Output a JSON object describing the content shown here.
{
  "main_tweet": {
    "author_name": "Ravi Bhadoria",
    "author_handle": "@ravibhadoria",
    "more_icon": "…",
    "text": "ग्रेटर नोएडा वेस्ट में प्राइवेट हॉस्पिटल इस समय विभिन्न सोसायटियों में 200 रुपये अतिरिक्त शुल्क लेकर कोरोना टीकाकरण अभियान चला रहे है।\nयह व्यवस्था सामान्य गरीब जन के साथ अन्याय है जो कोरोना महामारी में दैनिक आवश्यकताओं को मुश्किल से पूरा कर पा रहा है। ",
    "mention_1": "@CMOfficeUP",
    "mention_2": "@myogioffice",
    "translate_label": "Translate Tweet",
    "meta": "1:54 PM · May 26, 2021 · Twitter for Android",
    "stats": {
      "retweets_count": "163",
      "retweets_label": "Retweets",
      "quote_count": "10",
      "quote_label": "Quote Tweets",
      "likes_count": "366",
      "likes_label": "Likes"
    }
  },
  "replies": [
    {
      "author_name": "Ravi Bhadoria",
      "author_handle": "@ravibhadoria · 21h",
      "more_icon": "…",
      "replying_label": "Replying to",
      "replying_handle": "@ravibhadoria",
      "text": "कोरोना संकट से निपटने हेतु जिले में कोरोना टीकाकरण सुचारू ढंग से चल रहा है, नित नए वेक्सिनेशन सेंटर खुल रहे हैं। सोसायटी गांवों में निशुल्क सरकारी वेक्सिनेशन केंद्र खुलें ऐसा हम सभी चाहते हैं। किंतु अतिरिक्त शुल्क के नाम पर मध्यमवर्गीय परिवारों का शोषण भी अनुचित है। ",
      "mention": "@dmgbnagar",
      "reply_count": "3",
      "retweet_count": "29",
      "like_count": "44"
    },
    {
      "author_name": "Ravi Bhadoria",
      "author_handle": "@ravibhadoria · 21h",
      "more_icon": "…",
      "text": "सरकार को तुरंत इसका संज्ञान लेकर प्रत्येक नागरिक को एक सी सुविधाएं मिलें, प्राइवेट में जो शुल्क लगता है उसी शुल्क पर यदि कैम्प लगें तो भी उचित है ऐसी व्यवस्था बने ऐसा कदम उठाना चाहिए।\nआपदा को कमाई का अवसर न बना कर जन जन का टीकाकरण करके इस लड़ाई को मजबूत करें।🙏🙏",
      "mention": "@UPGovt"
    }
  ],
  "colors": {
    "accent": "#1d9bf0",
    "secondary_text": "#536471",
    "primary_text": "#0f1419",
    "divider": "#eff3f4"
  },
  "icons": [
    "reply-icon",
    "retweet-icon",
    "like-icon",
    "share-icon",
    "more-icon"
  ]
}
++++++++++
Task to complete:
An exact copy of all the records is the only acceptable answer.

Answer to this exercise:
Output a JSON object describing the content shown here.
{
  "main_tweet": {
    "author_name": "Ravi Bhadoria",
    "author_handle": "@ravibhadoria",
    "more_icon": "…",
    "text": "ग्रेटर नोएडा वेस्ट में प्राइवेट हॉस्पिटल इस समय विभिन्न सोसायटियों में 200 रुपये अतिरिक्त शुल्क लेकर कोरोना टीकाकरण अभियान चला रहे है।\nयह व्यवस्था सामान्य गरीब जन के साथ अन्याय है जो कोरोना महामारी में दैनिक आवश्यकताओं को मुश्किल से पूरा कर पा रहा है। ",
    "mention_1": "@CMOfficeUP",
    "mention_2": "@myogioffice",
    "translate_label": "Translate Tweet",
    "meta": "1:54 PM · May 26, 2021 · Twitter for Android",
    "stats": {
      "retweets_count": "163",
      "retweets_label": "Retweets",
      "quote_count": "10",
      "quote_label": "Quote Tweets",
      "likes_count": "366",
      "likes_label": "Likes"
    }
  },
  "replies": [
    {
      "author_name": "Ravi Bhadoria",
      "author_handle": "@ravibhadoria · 21h",
      "more_icon": "…",
      "replying_label": "Replying to",
      "replying_handle": "@ravibhadoria",
      "text": "कोरोना संकट से निपटने हेतु जिले में कोरोना टीकाकरण सुचारू ढंग से चल रहा है, नित नए वेक्सिनेशन सेंटर खुल रहे हैं। सोसायटी गांवों में निशुल्क सरकारी वेक्सिनेशन केंद्र खुलें ऐसा हम सभी चाहते हैं। किंतु अतिरिक्त शुल्क के नाम पर मध्यमवर्गीय परिवारों का शोषण भी अनुचित है। ",
      "mention": "@dmgbnagar",
      "reply_count": "3",
      "retweet_count": "29",
      "like_count": "44"
    },
    {
      "author_name": "Ravi Bhadoria",
      "author_handle": "@ravibhadoria · 21h",
      "more_icon": "…",
      "text": "सरकार को तुरंत इसका संज्ञान लेकर प्रत्येक नागरिक को एक सी सुविधाएं मिलें, प्राइवेट में जो शुल्क लगता है उसी शुल्क पर यदि कैम्प लगें तो भी उचित है ऐसी व्यवस्था बने ऐसा कदम उठाना चाहिए।\nआपदा को कमाई का अवसर न बना कर जन जन का टीकाकरण करके इस लड़ाई को मजबूत करें।🙏🙏",
      "mention": "@UPGovt"
    }
  ],
  "colors": {
    "accent": "#1d9bf0",
    "secondary_text": "#536471",
    "primary_text": "#0f1419",
    "divider": "#eff3f4"
  },
  "icons": [
    "reply-icon",
    "retweet-icon",
    "like-icon",
    "share-icon",
    "more-icon"
  ]
}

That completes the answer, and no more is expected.